[Entries from a dataset of interfaces]
------------------------------------------------------------------------

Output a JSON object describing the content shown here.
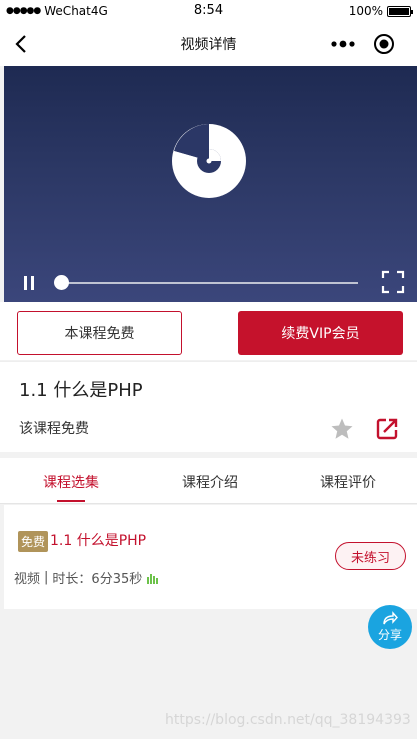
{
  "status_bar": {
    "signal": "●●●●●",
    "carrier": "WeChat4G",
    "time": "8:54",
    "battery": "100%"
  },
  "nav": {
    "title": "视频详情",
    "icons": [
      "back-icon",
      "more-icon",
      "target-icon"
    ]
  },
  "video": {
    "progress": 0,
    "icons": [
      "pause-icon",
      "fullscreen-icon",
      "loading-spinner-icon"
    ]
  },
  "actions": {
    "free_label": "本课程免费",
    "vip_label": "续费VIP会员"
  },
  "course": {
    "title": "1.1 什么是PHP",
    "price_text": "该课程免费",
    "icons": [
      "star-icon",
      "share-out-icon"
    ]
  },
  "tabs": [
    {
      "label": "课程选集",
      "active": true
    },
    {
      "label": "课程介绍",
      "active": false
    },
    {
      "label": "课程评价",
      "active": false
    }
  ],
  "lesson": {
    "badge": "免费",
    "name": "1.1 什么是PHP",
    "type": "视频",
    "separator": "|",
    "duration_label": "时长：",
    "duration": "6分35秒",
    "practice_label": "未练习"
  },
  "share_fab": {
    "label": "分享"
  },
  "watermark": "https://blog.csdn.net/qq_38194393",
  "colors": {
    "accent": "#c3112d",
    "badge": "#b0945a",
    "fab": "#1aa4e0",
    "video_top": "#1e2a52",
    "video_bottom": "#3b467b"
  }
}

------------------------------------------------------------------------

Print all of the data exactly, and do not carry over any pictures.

Output a JSON object describing the content shown here.
{
  "status_bar": {
    "signal": "●●●●●",
    "carrier": "WeChat4G",
    "time": "8:54",
    "battery": "100%"
  },
  "nav": {
    "title": "视频详情",
    "icons": [
      "back-icon",
      "more-icon",
      "target-icon"
    ]
  },
  "video": {
    "progress": 0,
    "icons": [
      "pause-icon",
      "fullscreen-icon",
      "loading-spinner-icon"
    ]
  },
  "actions": {
    "free_label": "本课程免费",
    "vip_label": "续费VIP会员"
  },
  "course": {
    "title": "1.1 什么是PHP",
    "price_text": "该课程免费",
    "icons": [
      "star-icon",
      "share-out-icon"
    ]
  },
  "tabs": [
    {
      "label": "课程选集",
      "active": true
    },
    {
      "label": "课程介绍",
      "active": false
    },
    {
      "label": "课程评价",
      "active": false
    }
  ],
  "lesson": {
    "badge": "免费",
    "name": "1.1 什么是PHP",
    "type": "视频",
    "separator": "|",
    "duration_label": "时长：",
    "duration": "6分35秒",
    "practice_label": "未练习"
  },
  "share_fab": {
    "label": "分享"
  },
  "watermark": "https://blog.csdn.net/qq_38194393",
  "colors": {
    "accent": "#c3112d",
    "badge": "#b0945a",
    "fab": "#1aa4e0",
    "video_top": "#1e2a52",
    "video_bottom": "#3b467b"
  }
}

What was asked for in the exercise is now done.